» TASK DETAILS
Which lines of the records contain "date"? Collect every one of them.
EXCERPTED DATA: Begin
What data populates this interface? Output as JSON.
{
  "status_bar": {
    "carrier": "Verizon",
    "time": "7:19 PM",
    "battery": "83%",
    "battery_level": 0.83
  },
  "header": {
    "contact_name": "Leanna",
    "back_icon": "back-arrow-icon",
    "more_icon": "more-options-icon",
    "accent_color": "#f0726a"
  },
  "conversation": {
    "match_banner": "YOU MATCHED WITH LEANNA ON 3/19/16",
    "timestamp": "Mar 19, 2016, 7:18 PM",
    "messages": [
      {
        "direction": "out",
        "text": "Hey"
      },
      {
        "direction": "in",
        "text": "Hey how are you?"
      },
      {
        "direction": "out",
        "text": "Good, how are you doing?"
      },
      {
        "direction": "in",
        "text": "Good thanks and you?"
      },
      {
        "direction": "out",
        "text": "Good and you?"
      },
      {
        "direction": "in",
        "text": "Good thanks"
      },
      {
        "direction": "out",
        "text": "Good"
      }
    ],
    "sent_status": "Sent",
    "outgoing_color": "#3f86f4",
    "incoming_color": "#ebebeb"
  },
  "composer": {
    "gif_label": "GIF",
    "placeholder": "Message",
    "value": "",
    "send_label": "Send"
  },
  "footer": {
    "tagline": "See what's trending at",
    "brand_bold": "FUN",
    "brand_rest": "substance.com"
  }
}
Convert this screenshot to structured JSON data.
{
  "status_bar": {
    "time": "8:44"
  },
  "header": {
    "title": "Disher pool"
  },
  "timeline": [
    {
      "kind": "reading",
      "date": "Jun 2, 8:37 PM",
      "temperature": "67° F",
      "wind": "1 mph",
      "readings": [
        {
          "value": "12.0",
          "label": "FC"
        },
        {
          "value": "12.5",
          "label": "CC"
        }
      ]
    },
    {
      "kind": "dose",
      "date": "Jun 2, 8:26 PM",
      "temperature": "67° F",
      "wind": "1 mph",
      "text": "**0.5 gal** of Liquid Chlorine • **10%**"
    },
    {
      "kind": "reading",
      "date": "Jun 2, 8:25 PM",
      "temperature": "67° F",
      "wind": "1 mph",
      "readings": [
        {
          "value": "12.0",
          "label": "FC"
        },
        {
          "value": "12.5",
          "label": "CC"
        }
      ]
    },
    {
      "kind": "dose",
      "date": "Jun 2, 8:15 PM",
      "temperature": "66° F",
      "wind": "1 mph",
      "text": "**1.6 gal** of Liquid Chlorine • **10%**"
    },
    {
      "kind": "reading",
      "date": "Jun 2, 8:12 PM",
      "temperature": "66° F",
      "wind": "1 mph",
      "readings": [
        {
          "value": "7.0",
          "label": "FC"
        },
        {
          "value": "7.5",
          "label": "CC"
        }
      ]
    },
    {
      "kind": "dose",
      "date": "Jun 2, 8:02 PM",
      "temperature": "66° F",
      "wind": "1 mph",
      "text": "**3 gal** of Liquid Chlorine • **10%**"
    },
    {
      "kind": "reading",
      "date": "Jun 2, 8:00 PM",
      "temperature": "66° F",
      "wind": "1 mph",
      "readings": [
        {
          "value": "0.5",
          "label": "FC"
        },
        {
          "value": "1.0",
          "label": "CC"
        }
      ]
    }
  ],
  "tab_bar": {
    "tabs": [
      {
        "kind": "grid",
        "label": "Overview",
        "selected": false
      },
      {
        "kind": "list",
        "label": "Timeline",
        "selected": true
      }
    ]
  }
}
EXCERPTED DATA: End
» EXERCISE RESPONSE
      "date": "Jun 2, 8:37 PM",
      "date": "Jun 2, 8:26 PM",
      "date": "Jun 2, 8:25 PM",
      "date": "Jun 2, 8:15 PM",
      "date": "Jun 2, 8:12 PM",
      "date": "Jun 2, 8:02 PM",
      "date": "Jun 2, 8:00 PM",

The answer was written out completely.